## TASK ITEM:
Down to the last line, restate the records word for word, but not the pictures.

· · · · ·

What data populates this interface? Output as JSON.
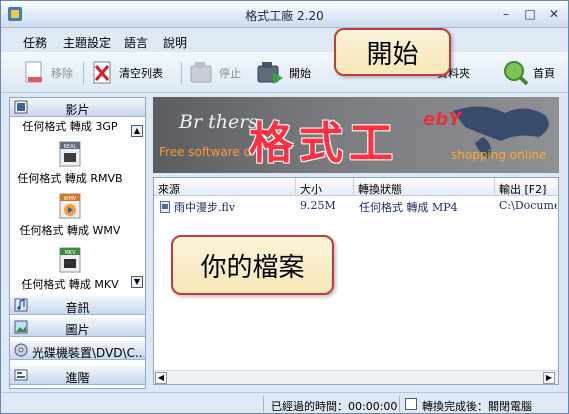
{
  "window": {
    "title": "格式工廠 2.20"
  },
  "menu": {
    "items": [
      "任務",
      "主題設定",
      "語言",
      "說明"
    ]
  },
  "toolbar": {
    "remove": "移除",
    "clear": "清空列表",
    "stop": "停止",
    "start": "開始",
    "folder": "資料夾",
    "home": "首頁"
  },
  "callouts": {
    "start": "開始",
    "file": "你的檔案"
  },
  "sidebar": {
    "video_header": "影片",
    "converters": [
      "任何格式 轉成 3GP",
      "任何格式 轉成 RMVB",
      "任何格式 轉成 WMV",
      "任何格式 轉成 MKV"
    ],
    "converter_badges": [
      "REAL",
      "WMV",
      "MKV"
    ],
    "audio_header": "音訊",
    "image_header": "圖片",
    "disc_header": "光碟機裝置\\DVD\\C...",
    "advanced_header": "進階"
  },
  "banner": {
    "brand": "Br thers",
    "free_text": "Free software d",
    "big_text": "格式工",
    "ebay": "ebY",
    "shopping": "shopping online"
  },
  "table": {
    "columns": [
      "來源",
      "大小",
      "轉換狀態",
      "輸出 [F2]"
    ],
    "rows": [
      {
        "source": "雨中漫步.flv",
        "size": "9.25M",
        "status": "任何格式 轉成 MP4",
        "output": "C:\\Documen"
      }
    ]
  },
  "status": {
    "elapsed": "已經過的時間：00:00:00",
    "after_done": "轉換完成後：關閉電腦"
  },
  "colors": {
    "accent": "#c23b3b",
    "frame": "#6b86ad",
    "banner_title": "#ff3040"
  }
}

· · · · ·

## ANSWER AREA:
What data populates this interface? Output as JSON.
{
  "window": {
    "title": "格式工廠 2.20"
  },
  "menu": {
    "items": [
      "任務",
      "主題設定",
      "語言",
      "說明"
    ]
  },
  "toolbar": {
    "remove": "移除",
    "clear": "清空列表",
    "stop": "停止",
    "start": "開始",
    "folder": "資料夾",
    "home": "首頁"
  },
  "callouts": {
    "start": "開始",
    "file": "你的檔案"
  },
  "sidebar": {
    "video_header": "影片",
    "converters": [
      "任何格式 轉成 3GP",
      "任何格式 轉成 RMVB",
      "任何格式 轉成 WMV",
      "任何格式 轉成 MKV"
    ],
    "converter_badges": [
      "REAL",
      "WMV",
      "MKV"
    ],
    "audio_header": "音訊",
    "image_header": "圖片",
    "disc_header": "光碟機裝置\\DVD\\C...",
    "advanced_header": "進階"
  },
  "banner": {
    "brand": "Br thers",
    "free_text": "Free software d",
    "big_text": "格式工",
    "ebay": "ebY",
    "shopping": "shopping online"
  },
  "table": {
    "columns": [
      "來源",
      "大小",
      "轉換狀態",
      "輸出 [F2]"
    ],
    "rows": [
      {
        "source": "雨中漫步.flv",
        "size": "9.25M",
        "status": "任何格式 轉成 MP4",
        "output": "C:\\Documen"
      }
    ]
  },
  "status": {
    "elapsed": "已經過的時間：00:00:00",
    "after_done": "轉換完成後：關閉電腦"
  },
  "colors": {
    "accent": "#c23b3b",
    "frame": "#6b86ad",
    "banner_title": "#ff3040"
  }
}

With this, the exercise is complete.